# WHAT YOU HAVE TO DO:
Scan the data for "this" and copy the lines it appears in.

# INPUT RECORDS:
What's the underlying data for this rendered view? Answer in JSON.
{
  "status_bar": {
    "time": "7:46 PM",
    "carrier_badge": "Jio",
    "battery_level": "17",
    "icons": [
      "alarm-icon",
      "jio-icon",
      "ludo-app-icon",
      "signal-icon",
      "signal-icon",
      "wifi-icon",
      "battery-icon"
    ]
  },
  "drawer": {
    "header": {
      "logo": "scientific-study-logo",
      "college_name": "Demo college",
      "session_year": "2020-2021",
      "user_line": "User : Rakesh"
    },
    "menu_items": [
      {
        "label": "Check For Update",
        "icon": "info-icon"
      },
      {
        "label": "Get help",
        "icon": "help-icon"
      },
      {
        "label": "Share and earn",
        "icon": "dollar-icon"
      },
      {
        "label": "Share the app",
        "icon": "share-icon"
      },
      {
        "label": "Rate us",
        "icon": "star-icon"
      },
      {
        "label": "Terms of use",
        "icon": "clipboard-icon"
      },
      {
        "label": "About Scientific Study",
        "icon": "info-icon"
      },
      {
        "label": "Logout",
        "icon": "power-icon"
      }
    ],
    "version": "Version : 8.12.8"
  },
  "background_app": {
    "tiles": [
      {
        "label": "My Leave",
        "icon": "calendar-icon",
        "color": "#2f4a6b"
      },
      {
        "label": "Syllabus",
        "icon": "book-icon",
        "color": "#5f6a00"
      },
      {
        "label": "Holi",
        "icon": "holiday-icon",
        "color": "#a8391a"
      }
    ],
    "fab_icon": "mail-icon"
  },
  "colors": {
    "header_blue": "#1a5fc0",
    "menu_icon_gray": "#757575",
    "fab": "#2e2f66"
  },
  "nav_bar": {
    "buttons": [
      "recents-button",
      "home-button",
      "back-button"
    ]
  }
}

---

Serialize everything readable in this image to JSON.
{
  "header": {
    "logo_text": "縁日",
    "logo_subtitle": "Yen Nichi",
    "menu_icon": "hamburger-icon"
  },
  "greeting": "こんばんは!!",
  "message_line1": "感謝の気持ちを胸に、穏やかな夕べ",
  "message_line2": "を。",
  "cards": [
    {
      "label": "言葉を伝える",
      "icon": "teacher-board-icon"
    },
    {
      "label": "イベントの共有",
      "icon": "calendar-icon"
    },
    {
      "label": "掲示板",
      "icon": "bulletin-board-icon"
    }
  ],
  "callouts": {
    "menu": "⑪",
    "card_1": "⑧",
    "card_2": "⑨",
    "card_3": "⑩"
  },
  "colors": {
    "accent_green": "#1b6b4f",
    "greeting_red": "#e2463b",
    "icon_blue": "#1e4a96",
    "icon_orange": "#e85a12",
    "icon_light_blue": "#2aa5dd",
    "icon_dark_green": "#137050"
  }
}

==

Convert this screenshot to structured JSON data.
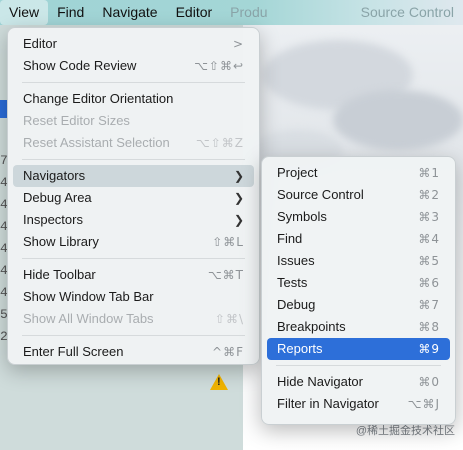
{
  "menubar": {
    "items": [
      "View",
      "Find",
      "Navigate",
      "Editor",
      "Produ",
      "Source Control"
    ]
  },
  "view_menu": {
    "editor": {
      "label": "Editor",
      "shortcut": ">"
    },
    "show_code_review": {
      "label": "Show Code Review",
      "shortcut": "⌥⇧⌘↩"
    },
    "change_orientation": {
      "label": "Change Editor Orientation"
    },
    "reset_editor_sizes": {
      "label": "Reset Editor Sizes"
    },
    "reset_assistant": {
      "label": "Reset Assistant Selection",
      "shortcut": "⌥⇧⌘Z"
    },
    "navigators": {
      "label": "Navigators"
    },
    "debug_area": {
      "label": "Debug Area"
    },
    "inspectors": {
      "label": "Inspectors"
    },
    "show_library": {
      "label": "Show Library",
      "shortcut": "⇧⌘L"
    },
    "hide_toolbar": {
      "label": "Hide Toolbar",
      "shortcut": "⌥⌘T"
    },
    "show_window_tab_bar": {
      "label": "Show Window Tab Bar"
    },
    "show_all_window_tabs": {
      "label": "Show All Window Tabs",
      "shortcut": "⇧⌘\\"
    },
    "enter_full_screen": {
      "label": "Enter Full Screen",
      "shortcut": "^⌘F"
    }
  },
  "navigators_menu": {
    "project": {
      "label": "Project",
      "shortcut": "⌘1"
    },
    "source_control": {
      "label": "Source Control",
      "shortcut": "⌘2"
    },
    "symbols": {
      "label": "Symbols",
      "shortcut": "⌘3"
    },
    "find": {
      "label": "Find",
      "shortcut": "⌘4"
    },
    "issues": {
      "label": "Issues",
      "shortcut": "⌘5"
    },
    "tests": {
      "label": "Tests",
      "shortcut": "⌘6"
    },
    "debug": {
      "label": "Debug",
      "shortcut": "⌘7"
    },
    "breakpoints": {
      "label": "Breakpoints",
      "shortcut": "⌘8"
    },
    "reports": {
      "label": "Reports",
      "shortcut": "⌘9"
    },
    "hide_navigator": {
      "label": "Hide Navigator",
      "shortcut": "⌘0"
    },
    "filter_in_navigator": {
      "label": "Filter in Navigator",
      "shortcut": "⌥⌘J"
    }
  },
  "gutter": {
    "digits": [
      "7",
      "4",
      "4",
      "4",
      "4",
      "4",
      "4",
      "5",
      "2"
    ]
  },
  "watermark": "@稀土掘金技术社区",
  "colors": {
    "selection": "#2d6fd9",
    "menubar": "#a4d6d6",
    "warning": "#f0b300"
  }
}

# RESPONSE AREA:
What's the underlying data for this rendered view? Answer in JSON.
Serialize everything readable in this image to JSON.
Convert this screenshot to structured JSON data.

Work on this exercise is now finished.